- [Problem] All entries below are to be written out again exactly, but no picture is to be copied.

- [Information shown]

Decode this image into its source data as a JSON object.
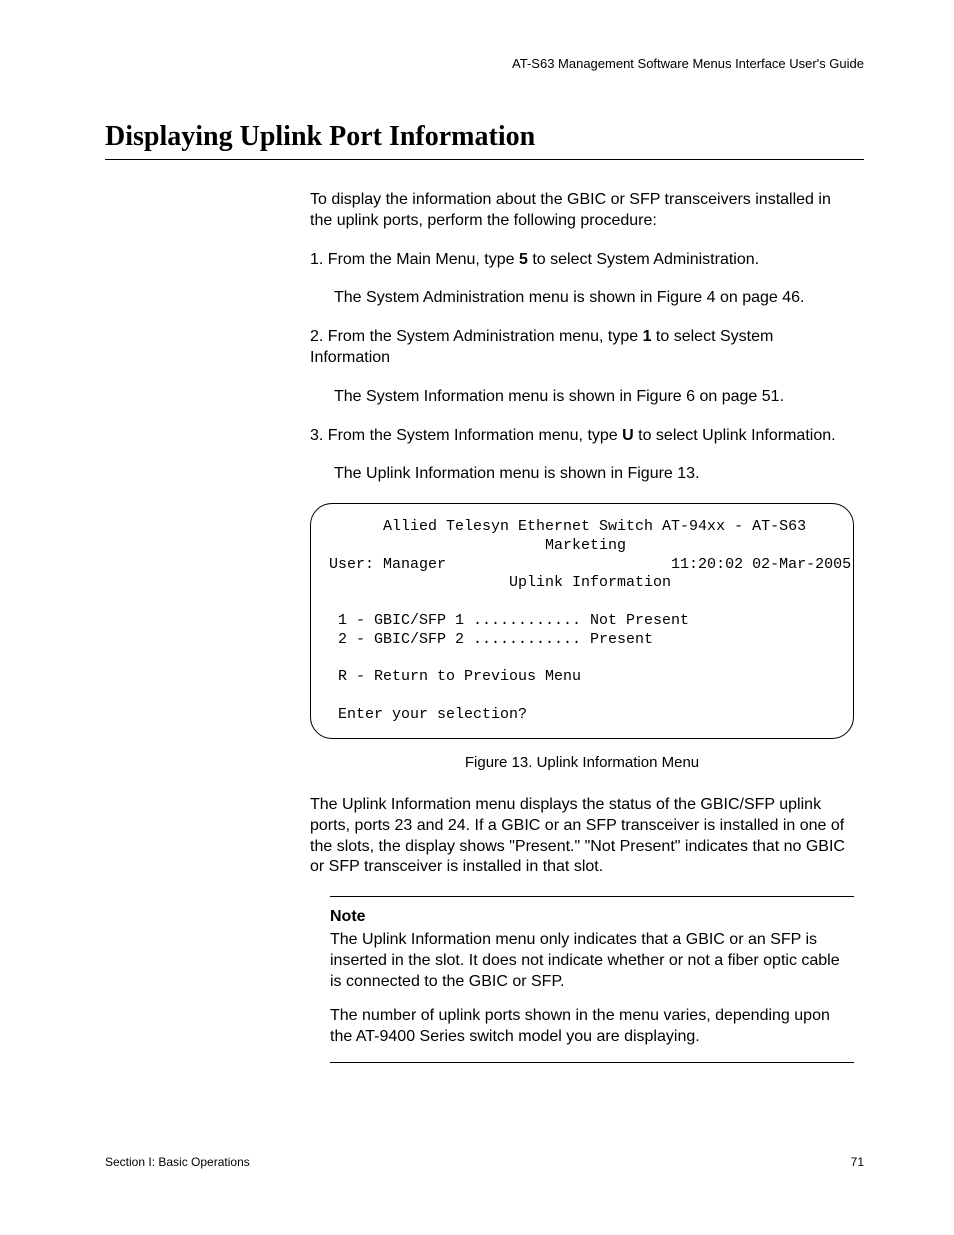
{
  "header": {
    "guide_title": "AT-S63 Management Software Menus Interface User's Guide"
  },
  "title": "Displaying Uplink Port Information",
  "intro": "To display the information about the GBIC or SFP transceivers installed in the uplink ports, perform the following procedure:",
  "steps": {
    "s1_pre": "1.  From the Main Menu, type ",
    "s1_bold": "5",
    "s1_post": " to select System Administration.",
    "s1_sub": "The System Administration menu is shown in Figure 4 on page 46.",
    "s2_pre": "2.  From the System Administration menu, type ",
    "s2_bold": "1",
    "s2_post": " to select System Information",
    "s2_sub": "The System Information menu is shown in Figure 6 on page 51.",
    "s3_pre": "3.  From the System Information menu, type ",
    "s3_bold": "U",
    "s3_post": " to select Uplink Information.",
    "s3_sub": "The Uplink Information menu is shown in Figure 13."
  },
  "terminal": {
    "line1": "      Allied Telesyn Ethernet Switch AT-94xx - AT-S63",
    "line2": "                        Marketing",
    "line3": "User: Manager                         11:20:02 02-Mar-2005",
    "line4": "                    Uplink Information",
    "line5": "",
    "line6": " 1 - GBIC/SFP 1 ............ Not Present",
    "line7": " 2 - GBIC/SFP 2 ............ Present",
    "line8": "",
    "line9": " R - Return to Previous Menu",
    "line10": "",
    "line11": " Enter your selection?"
  },
  "figure_caption": "Figure 13. Uplink Information Menu",
  "after_fig": "The Uplink Information menu displays the status of the GBIC/SFP uplink ports, ports 23 and 24. If a GBIC or an SFP transceiver is installed in one of the slots, the display shows \"Present.\" \"Not Present\" indicates that no GBIC or SFP transceiver is installed in that slot.",
  "note": {
    "label": "Note",
    "p1": "The Uplink Information menu only indicates that a GBIC or an SFP is inserted in the slot. It does not indicate whether or not a fiber optic cable is connected to the GBIC or SFP.",
    "p2": "The number of uplink ports shown in the menu varies, depending upon the AT-9400 Series switch model you are displaying."
  },
  "footer": {
    "section": "Section I: Basic Operations",
    "page": "71"
  }
}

- [Solution]
Decode this image into its source data as a JSON object.
{
  "header": {
    "guide_title": "AT-S63 Management Software Menus Interface User's Guide"
  },
  "title": "Displaying Uplink Port Information",
  "intro": "To display the information about the GBIC or SFP transceivers installed in the uplink ports, perform the following procedure:",
  "steps": {
    "s1_pre": "1.  From the Main Menu, type ",
    "s1_bold": "5",
    "s1_post": " to select System Administration.",
    "s1_sub": "The System Administration menu is shown in Figure 4 on page 46.",
    "s2_pre": "2.  From the System Administration menu, type ",
    "s2_bold": "1",
    "s2_post": " to select System Information",
    "s2_sub": "The System Information menu is shown in Figure 6 on page 51.",
    "s3_pre": "3.  From the System Information menu, type ",
    "s3_bold": "U",
    "s3_post": " to select Uplink Information.",
    "s3_sub": "The Uplink Information menu is shown in Figure 13."
  },
  "terminal": {
    "line1": "      Allied Telesyn Ethernet Switch AT-94xx - AT-S63",
    "line2": "                        Marketing",
    "line3": "User: Manager                         11:20:02 02-Mar-2005",
    "line4": "                    Uplink Information",
    "line5": "",
    "line6": " 1 - GBIC/SFP 1 ............ Not Present",
    "line7": " 2 - GBIC/SFP 2 ............ Present",
    "line8": "",
    "line9": " R - Return to Previous Menu",
    "line10": "",
    "line11": " Enter your selection?"
  },
  "figure_caption": "Figure 13. Uplink Information Menu",
  "after_fig": "The Uplink Information menu displays the status of the GBIC/SFP uplink ports, ports 23 and 24. If a GBIC or an SFP transceiver is installed in one of the slots, the display shows \"Present.\" \"Not Present\" indicates that no GBIC or SFP transceiver is installed in that slot.",
  "note": {
    "label": "Note",
    "p1": "The Uplink Information menu only indicates that a GBIC or an SFP is inserted in the slot. It does not indicate whether or not a fiber optic cable is connected to the GBIC or SFP.",
    "p2": "The number of uplink ports shown in the menu varies, depending upon the AT-9400 Series switch model you are displaying."
  },
  "footer": {
    "section": "Section I: Basic Operations",
    "page": "71"
  }
}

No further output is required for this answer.